I read an awful lot online and have a few places where I stash notable things – Instapaper, Delicious, Google Reader starred items, YouTube favourites and a particularly link-heavy Twitter account (not my personal one). Once a month I’m going to pull out some of those items and link to them from here. So here we go…

I’ll start with Ben Hammersley’s speech to the IAAC, in which he set out a few facts (Moore’s law, the Internet as the dominant platform for C21 life and technology changing our expectations of each other), explaining why older members of the establishment might be “so deeply confused by the present”.

Then there was Adrian Short’s post, ‘It’s the end of the web as we know it‘:

You can turn your back on the social networks that matter in your field and be free and independent running your own site on your own domain. But increasingly that freedom is just the freedom to be ignored, the freedom to starve

‘Spreadable media’ is a topic we may be hearing more about over the next little while. It’s a theory that describes the potential for media to move around a networked society. It’s:

an emerging hybrid model, where a mix of top-down and bottom-up forces determine how material is shared across and among cultures in far more participatory (and messier) ways

Backing up the theory, see Paulo Coelho in the Wall Street Journal and New York Times.

Arts/digital links

We found out which projects have been awarded funding from the Digital R&D Fund for Arts and Culture. Some look interesting, some not so much, although we don’t know too much about the projects yet. Congrats to all who were successful.

Devon Smith wrote up some notes from a session that brought Gary Vaynerchuck and representatives of Facebook, Twitter, Tumblr and Foursquare to address arts organisations. From Gary Vee:

Social media isn’t a concept, it’s the deciding factor between whether you’re still going to be in business or not five years from now
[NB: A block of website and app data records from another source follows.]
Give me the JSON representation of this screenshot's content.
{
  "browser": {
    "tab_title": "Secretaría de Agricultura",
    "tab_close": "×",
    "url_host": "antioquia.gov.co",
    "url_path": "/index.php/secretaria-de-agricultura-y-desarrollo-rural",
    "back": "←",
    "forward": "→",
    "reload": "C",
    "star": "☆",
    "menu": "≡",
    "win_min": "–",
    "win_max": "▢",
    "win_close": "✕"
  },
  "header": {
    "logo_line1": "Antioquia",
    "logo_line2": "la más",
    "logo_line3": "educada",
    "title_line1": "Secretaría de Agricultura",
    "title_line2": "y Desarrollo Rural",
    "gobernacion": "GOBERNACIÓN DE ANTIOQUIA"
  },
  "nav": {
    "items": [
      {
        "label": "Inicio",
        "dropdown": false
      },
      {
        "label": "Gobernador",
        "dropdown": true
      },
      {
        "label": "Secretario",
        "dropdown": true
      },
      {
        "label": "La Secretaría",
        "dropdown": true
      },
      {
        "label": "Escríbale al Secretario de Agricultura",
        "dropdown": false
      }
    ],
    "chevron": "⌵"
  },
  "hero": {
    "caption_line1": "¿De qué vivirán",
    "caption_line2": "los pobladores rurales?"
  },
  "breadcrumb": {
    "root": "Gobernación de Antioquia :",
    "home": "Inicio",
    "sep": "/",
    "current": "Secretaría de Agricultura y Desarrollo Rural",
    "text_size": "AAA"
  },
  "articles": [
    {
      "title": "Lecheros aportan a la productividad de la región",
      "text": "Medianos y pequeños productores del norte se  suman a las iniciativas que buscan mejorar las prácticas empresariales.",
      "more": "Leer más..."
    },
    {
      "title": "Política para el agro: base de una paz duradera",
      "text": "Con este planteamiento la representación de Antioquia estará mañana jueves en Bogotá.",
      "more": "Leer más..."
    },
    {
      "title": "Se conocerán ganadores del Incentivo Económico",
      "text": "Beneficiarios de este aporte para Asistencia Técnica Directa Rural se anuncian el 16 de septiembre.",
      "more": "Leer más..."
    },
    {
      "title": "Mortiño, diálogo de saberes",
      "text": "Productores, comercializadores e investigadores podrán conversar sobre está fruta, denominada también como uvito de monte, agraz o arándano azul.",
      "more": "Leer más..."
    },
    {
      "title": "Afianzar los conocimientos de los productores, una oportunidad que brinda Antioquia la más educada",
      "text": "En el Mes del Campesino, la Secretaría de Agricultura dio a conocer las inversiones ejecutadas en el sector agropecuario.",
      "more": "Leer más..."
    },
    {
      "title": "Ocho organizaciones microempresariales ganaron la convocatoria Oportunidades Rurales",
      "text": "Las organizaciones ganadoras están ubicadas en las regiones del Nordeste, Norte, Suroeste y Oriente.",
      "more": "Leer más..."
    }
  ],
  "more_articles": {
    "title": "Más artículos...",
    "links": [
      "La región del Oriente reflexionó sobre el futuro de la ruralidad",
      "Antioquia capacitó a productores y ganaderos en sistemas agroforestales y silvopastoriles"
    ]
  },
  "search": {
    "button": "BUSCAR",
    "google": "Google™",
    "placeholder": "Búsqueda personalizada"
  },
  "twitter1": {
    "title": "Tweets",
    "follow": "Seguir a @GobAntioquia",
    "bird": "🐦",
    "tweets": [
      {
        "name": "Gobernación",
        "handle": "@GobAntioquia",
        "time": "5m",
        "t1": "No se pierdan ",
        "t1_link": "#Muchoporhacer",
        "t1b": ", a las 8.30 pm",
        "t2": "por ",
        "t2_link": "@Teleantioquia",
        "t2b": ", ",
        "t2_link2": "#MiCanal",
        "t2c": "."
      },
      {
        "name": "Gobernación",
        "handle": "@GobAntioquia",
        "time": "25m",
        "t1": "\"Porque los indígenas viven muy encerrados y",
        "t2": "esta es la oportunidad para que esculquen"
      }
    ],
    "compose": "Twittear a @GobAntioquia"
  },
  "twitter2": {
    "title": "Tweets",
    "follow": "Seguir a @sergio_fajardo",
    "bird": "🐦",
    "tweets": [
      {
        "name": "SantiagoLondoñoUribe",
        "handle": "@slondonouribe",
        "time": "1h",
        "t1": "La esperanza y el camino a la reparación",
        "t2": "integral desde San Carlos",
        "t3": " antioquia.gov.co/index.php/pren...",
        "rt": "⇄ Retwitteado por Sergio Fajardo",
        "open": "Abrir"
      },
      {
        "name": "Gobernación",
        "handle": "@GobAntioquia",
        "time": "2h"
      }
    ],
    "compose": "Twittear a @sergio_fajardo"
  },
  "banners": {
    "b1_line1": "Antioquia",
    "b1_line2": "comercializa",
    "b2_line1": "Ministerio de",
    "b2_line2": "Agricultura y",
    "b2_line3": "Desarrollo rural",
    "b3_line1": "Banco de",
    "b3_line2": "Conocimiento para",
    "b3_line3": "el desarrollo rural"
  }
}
Devon’s post on arts incubator schemes is worth a read too. As is John Coburn’s contribution to the MuseumNext blog, Understanding Compelling Collections, in which he talks about whihc museum collections are best suited to online sharing and conversation.

Kasabi (an information marketplace from Talis) organised a culture hack day and Unthinkable Consulting have blogged lots of good links from a session called ‘Delivering Great Digital Experiences’ that they ran for the BBC.

Three posts about the Internet’s effect on traditional business models:

  • The books business: Great digital expectations | The Economist - A standard-ish ‘state of the book market’ affair, but I hadn’t considered this (and wonder how much of a problem it really is): “Perhaps the biggest problem, though, is the gradual disappearance of the shop window. Brian Murray, chief executive of HarperCollins, points out that a film may be released with more than $100m of marketing behind it. Music singles often receive radio promotion. Publishers, on the other hand, rely heavily on bookstores to bring new releases to customers’ attention and to steer them to books that they might not have considered buying”
  • Frieze Magazine – Down the Line - “A second reason for the slow response is that, unlike other industries, such as music and publishing, the art world wasn’t forced to react to cultural shifts wrought by the Internet because its economic model wasn’t devastated by them. […] The principles that keep the visual arts economy running – scarcity, objecthood and value conferred by authority figures such as curators and critics – make it less vulnerable to piracy and democratized media
  • Are digital movies pushing smaller theaters and drive-ins to the brink? - Good piece on how smaller cinemas are being affected by massive savings in digital distribution

Other links:

Some apps and services

Finally

Hennessy Youngman gave a talk at the Museum of Contemporary Art in Chicago and was interesting, thoughtful and entertaining. Museum conference organisers take note.